▶ **DATA**
┄┄┄┄┄┄┄┄┄┄

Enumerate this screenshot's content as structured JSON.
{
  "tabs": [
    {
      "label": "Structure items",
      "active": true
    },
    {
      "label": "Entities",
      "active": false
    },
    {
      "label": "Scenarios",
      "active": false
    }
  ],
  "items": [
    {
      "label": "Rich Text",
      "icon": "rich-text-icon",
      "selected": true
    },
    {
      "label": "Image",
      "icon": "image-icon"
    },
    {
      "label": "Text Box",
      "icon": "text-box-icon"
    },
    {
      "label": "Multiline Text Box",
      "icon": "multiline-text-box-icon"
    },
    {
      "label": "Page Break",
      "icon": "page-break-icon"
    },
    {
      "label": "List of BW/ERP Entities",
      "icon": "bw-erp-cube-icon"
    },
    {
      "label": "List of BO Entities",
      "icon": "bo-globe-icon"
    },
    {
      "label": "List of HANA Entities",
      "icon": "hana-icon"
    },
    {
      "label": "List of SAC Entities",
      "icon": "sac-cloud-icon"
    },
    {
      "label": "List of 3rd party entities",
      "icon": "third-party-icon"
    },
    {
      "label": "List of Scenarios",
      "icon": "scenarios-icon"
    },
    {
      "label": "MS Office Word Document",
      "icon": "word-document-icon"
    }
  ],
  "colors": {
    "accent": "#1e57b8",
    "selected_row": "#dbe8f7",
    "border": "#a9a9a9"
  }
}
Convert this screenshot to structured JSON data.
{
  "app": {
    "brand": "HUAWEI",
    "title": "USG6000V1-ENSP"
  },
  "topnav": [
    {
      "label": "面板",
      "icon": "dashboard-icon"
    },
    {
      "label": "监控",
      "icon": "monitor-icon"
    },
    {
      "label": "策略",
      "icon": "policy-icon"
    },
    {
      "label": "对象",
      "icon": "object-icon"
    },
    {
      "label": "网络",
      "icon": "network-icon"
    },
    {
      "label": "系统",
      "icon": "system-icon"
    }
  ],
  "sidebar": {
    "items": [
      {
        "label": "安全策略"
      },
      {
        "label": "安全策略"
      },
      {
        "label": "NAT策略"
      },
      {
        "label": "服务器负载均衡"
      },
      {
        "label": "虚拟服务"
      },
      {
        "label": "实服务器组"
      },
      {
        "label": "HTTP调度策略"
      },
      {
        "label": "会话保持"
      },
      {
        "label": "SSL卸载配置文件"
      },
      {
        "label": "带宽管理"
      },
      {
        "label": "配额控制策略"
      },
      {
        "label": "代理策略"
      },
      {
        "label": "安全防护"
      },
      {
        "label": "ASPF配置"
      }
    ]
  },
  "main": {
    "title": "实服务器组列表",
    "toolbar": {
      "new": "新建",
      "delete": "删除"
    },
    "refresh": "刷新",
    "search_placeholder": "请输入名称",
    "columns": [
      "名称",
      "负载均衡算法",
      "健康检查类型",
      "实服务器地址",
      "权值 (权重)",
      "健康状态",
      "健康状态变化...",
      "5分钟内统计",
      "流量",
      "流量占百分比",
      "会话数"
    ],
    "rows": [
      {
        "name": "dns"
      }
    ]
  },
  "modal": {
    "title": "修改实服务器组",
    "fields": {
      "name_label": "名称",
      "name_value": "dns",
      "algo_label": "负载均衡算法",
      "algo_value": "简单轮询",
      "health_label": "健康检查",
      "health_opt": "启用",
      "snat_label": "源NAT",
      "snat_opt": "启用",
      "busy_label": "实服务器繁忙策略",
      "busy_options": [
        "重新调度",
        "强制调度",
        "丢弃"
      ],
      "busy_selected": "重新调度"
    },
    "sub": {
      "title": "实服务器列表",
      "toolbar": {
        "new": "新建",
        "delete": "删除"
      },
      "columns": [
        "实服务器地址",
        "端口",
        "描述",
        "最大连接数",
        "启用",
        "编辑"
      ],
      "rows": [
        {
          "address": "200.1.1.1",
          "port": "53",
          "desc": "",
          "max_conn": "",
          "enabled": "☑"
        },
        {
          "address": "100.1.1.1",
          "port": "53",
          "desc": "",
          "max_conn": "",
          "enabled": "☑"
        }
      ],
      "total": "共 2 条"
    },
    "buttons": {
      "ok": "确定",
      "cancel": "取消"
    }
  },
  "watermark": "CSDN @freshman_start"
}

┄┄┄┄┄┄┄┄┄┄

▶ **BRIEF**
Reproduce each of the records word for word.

▶ **ANSWER SECTION**
Enumerate this screenshot's content as structured JSON.
{
  "tabs": [
    {
      "label": "Structure items",
      "active": true
    },
    {
      "label": "Entities",
      "active": false
    },
    {
      "label": "Scenarios",
      "active": false
    }
  ],
  "items": [
    {
      "label": "Rich Text",
      "icon": "rich-text-icon",
      "selected": true
    },
    {
      "label": "Image",
      "icon": "image-icon"
    },
    {
      "label": "Text Box",
      "icon": "text-box-icon"
    },
    {
      "label": "Multiline Text Box",
      "icon": "multiline-text-box-icon"
    },
    {
      "label": "Page Break",
      "icon": "page-break-icon"
    },
    {
      "label": "List of BW/ERP Entities",
      "icon": "bw-erp-cube-icon"
    },
    {
      "label": "List of BO Entities",
      "icon": "bo-globe-icon"
    },
    {
      "label": "List of HANA Entities",
      "icon": "hana-icon"
    },
    {
      "label": "List of SAC Entities",
      "icon": "sac-cloud-icon"
    },
    {
      "label": "List of 3rd party entities",
      "icon": "third-party-icon"
    },
    {
      "label": "List of Scenarios",
      "icon": "scenarios-icon"
    },
    {
      "label": "MS Office Word Document",
      "icon": "word-document-icon"
    }
  ],
  "colors": {
    "accent": "#1e57b8",
    "selected_row": "#dbe8f7",
    "border": "#a9a9a9"
  }
}
Convert this screenshot to structured JSON data.
{
  "app": {
    "brand": "HUAWEI",
    "title": "USG6000V1-ENSP"
  },
  "topnav": [
    {
      "label": "面板",
      "icon": "dashboard-icon"
    },
    {
      "label": "监控",
      "icon": "monitor-icon"
    },
    {
      "label": "策略",
      "icon": "policy-icon"
    },
    {
      "label": "对象",
      "icon": "object-icon"
    },
    {
      "label": "网络",
      "icon": "network-icon"
    },
    {
      "label": "系统",
      "icon": "system-icon"
    }
  ],
  "sidebar": {
    "items": [
      {
        "label": "安全策略"
      },
      {
        "label": "安全策略"
      },
      {
        "label": "NAT策略"
      },
      {
        "label": "服务器负载均衡"
      },
      {
        "label": "虚拟服务"
      },
      {
        "label": "实服务器组"
      },
      {
        "label": "HTTP调度策略"
      },
      {
        "label": "会话保持"
      },
      {
        "label": "SSL卸载配置文件"
      },
      {
        "label": "带宽管理"
      },
      {
        "label": "配额控制策略"
      },
      {
        "label": "代理策略"
      },
      {
        "label": "安全防护"
      },
      {
        "label": "ASPF配置"
      }
    ]
  },
  "main": {
    "title": "实服务器组列表",
    "toolbar": {
      "new": "新建",
      "delete": "删除"
    },
    "refresh": "刷新",
    "search_placeholder": "请输入名称",
    "columns": [
      "名称",
      "负载均衡算法",
      "健康检查类型",
      "实服务器地址",
      "权值 (权重)",
      "健康状态",
      "健康状态变化...",
      "5分钟内统计",
      "流量",
      "流量占百分比",
      "会话数"
    ],
    "rows": [
      {
        "name": "dns"
      }
    ]
  },
  "modal": {
    "title": "修改实服务器组",
    "fields": {
      "name_label": "名称",
      "name_value": "dns",
      "algo_label": "负载均衡算法",
      "algo_value": "简单轮询",
      "health_label": "健康检查",
      "health_opt": "启用",
      "snat_label": "源NAT",
      "snat_opt": "启用",
      "busy_label": "实服务器繁忙策略",
      "busy_options": [
        "重新调度",
        "强制调度",
        "丢弃"
      ],
      "busy_selected": "重新调度"
    },
    "sub": {
      "title": "实服务器列表",
      "toolbar": {
        "new": "新建",
        "delete": "删除"
      },
      "columns": [
        "实服务器地址",
        "端口",
        "描述",
        "最大连接数",
        "启用",
        "编辑"
      ],
      "rows": [
        {
          "address": "200.1.1.1",
          "port": "53",
          "desc": "",
          "max_conn": "",
          "enabled": "☑"
        },
        {
          "address": "100.1.1.1",
          "port": "53",
          "desc": "",
          "max_conn": "",
          "enabled": "☑"
        }
      ],
      "total": "共 2 条"
    },
    "buttons": {
      "ok": "确定",
      "cancel": "取消"
    }
  },
  "watermark": "CSDN @freshman_start"
}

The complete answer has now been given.